In fact, Louisiana is hardly the only place in North America inhabited by nutria. A study in 1974 by the University of Nebraska revealed that nutria breeding populations existed in 20 U.S. states and three Canadian provinces. Between 1930 and 1950, Oregon had 600 nutria farms! In 1955 a pair of “purebred” nutria were sold at auction to an Oregon fur farmer for $1,550!

They got out there too. And a decade later, strychnine was the solution recommended by Oregon wildlife officials to remedy the state’s nutria infestation and its resultant crop and timber damage.

It’s interesting that McIllhenney imported his nutrias to Avery Island because the beasts were in danger of extinction in South America early in this century. Seems that old Ed was an environmentalist before environmentalism was cool.

Europe (Germany in particular) had a hearty appetite for nutria hides and meat back then. Seventy years ago, nutria farms were touted by hucksters as a sure-thing, get-rich project. Nutria farms sprouted from California to New Jersey. In fact, Mc Illhenney’s original nutrias actually came from a New Jersey farm, not Argentina.

But nutrias hate cages. They hate domestication. They’ve escaped from cages all over the world, but only in Louisiana did the creatures take major hold and proliferate … and proliferate.

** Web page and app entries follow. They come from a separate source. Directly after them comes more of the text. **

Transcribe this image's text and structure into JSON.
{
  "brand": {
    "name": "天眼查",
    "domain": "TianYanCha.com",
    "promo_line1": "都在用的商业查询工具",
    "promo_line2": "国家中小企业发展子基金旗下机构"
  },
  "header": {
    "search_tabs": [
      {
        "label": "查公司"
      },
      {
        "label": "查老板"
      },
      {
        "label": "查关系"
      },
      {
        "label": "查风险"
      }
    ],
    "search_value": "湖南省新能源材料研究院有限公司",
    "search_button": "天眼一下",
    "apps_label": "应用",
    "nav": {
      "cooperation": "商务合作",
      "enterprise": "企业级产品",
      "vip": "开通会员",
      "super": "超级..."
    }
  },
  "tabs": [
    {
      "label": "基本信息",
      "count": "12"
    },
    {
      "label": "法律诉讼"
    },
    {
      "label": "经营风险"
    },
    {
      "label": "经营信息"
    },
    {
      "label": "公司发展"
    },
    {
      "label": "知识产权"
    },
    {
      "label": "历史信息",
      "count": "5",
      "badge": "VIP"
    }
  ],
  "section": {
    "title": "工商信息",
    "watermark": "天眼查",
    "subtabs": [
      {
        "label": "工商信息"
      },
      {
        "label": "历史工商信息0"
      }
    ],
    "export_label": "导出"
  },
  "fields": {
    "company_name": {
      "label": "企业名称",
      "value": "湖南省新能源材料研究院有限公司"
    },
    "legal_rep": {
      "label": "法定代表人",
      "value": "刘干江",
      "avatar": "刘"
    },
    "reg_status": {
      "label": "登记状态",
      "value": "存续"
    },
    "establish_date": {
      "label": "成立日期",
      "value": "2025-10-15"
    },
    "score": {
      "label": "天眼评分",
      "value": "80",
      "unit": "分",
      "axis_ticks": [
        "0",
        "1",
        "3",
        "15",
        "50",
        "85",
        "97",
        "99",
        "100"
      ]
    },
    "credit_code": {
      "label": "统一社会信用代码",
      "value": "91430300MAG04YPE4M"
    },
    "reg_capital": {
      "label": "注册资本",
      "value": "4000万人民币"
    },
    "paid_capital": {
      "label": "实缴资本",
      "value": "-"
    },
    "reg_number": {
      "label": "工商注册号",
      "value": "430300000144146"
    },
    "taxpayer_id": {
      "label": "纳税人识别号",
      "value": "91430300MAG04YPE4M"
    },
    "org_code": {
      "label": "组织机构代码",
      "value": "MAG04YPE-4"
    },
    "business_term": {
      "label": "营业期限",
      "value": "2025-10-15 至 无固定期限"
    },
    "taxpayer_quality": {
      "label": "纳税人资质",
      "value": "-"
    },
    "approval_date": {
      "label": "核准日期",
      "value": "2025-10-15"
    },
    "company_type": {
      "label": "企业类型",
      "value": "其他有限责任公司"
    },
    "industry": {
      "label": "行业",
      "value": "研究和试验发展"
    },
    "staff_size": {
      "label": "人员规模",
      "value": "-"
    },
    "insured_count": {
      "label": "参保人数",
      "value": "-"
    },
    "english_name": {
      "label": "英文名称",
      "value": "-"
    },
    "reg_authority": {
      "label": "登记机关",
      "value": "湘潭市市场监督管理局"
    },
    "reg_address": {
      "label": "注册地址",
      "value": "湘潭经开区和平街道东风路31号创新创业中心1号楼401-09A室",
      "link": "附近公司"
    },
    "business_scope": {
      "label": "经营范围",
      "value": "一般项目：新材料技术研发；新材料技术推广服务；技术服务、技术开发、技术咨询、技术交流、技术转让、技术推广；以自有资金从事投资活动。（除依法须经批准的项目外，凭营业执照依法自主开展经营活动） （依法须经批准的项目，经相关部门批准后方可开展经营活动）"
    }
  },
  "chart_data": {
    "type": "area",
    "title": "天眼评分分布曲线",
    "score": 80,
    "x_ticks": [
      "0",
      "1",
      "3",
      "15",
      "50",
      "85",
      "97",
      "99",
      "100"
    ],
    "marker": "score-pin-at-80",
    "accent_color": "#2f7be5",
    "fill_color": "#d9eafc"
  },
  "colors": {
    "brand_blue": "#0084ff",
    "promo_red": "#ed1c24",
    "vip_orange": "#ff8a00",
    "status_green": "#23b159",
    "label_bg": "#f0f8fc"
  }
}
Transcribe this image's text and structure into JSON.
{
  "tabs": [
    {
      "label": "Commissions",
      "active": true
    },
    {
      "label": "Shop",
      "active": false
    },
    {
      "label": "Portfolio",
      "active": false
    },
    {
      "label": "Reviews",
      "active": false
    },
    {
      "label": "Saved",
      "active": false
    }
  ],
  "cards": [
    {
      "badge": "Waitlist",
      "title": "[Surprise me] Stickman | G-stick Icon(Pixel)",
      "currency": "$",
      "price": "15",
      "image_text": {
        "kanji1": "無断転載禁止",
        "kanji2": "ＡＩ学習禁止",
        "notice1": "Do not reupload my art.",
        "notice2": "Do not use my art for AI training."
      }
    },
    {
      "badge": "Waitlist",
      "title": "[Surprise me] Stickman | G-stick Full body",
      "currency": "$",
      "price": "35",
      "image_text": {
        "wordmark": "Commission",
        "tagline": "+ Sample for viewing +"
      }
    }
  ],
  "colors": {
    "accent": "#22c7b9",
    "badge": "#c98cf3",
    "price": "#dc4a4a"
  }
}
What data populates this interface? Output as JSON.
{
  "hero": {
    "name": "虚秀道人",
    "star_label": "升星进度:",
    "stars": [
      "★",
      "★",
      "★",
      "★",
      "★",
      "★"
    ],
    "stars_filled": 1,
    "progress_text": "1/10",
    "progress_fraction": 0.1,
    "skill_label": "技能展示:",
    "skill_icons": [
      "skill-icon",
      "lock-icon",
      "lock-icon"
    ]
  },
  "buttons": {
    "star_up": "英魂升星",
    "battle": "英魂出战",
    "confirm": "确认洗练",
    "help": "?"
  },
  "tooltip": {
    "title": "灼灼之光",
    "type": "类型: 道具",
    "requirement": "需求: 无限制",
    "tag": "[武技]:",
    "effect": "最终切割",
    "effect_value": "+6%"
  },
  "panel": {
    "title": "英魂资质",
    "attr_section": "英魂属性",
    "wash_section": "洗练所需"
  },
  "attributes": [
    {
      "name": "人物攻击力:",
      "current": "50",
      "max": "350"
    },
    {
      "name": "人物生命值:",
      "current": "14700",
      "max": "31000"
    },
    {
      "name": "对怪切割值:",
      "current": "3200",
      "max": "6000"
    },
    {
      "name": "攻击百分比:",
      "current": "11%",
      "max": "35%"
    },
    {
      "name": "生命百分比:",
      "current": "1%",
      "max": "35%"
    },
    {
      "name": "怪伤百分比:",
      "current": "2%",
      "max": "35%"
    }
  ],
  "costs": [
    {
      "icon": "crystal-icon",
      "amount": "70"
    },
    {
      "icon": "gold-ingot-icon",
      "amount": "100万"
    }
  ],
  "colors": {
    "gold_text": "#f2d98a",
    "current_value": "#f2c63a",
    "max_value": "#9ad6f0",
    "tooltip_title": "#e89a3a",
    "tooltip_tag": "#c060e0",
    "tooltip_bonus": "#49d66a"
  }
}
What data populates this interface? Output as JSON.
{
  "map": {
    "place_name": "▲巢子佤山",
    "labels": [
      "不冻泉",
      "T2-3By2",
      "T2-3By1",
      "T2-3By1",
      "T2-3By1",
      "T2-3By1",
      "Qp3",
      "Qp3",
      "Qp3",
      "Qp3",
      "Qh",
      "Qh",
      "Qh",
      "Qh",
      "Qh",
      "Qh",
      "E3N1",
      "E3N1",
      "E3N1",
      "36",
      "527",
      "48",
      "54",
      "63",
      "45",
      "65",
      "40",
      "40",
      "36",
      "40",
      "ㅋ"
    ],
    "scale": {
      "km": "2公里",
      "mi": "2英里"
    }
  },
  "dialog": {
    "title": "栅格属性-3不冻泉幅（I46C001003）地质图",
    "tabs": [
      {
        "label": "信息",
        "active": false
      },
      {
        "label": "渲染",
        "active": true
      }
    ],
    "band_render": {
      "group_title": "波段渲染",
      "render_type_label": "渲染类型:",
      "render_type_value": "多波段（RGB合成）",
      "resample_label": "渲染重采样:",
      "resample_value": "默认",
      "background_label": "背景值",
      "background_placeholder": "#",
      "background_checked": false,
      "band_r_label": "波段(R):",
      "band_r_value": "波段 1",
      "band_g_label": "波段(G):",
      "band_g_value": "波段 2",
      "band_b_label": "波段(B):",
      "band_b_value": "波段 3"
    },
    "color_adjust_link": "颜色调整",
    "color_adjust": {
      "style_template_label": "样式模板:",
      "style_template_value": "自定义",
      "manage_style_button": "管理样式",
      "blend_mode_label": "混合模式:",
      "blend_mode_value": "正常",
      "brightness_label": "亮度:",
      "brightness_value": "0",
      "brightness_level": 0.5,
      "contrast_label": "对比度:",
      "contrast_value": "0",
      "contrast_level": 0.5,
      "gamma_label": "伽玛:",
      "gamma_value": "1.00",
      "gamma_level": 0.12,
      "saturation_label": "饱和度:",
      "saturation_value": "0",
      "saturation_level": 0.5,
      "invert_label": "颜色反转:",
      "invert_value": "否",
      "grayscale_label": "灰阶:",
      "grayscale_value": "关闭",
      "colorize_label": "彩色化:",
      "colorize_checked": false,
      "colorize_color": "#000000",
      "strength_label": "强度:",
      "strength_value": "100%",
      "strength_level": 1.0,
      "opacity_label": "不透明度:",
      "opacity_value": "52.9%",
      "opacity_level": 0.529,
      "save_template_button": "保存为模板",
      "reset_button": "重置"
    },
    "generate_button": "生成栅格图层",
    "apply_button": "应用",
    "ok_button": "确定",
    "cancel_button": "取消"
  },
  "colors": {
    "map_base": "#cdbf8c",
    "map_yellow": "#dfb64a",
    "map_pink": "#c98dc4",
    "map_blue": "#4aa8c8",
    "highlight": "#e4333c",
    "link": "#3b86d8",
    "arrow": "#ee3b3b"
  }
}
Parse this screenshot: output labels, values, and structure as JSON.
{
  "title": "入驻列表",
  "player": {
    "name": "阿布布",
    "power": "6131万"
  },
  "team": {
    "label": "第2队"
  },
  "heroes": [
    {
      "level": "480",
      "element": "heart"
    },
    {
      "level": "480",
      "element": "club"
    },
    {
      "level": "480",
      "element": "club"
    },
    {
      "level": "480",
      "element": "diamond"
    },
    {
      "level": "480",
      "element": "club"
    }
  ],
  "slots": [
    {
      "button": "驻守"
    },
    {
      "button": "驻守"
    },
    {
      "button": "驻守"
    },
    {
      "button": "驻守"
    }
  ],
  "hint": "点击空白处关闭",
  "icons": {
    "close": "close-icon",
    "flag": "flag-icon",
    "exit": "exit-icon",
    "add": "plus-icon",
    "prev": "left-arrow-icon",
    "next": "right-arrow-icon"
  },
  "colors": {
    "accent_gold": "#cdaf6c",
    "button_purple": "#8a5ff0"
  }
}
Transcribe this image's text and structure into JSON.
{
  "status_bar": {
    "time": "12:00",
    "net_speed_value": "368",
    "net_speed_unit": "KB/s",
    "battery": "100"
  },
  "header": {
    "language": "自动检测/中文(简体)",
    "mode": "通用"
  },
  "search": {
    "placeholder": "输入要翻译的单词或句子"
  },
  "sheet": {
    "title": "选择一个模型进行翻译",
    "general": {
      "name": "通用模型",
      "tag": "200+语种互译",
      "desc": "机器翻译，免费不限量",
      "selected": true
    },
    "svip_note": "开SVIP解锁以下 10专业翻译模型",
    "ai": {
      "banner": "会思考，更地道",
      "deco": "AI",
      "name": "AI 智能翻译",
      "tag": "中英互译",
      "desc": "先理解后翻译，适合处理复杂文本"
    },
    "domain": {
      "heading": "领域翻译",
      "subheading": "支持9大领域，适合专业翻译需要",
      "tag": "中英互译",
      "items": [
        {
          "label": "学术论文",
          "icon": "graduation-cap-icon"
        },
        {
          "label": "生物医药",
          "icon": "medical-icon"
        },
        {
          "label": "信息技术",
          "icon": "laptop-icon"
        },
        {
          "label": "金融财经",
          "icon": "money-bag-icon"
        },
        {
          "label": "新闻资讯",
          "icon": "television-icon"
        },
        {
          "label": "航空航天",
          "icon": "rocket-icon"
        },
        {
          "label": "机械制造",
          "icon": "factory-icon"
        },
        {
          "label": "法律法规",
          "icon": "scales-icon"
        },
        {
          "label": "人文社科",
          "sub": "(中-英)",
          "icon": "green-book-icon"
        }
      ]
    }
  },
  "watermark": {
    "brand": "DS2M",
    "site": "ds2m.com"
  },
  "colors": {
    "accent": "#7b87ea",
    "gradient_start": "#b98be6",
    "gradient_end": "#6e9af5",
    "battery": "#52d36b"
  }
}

And why not? Here was a place practically identical to their homeland. The climate was equally horrendous. The roads just as potholed. They opened a phone book and saw names like Romero and Segura, Nunez and Humberto. They opened the paper and read of a Caudillo named “Kingfish” who inflamed crowds from a balcony, built great monuments, kept a private army then died in a hail of gunfire “with his boots on,” as the saying went in the old country.

The nutrias grew positively misty eyed with memories of home. There was a carnival season. Many people went home for a siesta.

“Home!” it wailed. “Home at last!” and it settled down to the important business of eating and mating.

Seems to me a creature whose main concerns in life are eating and mating found the perfect home in Louisiana.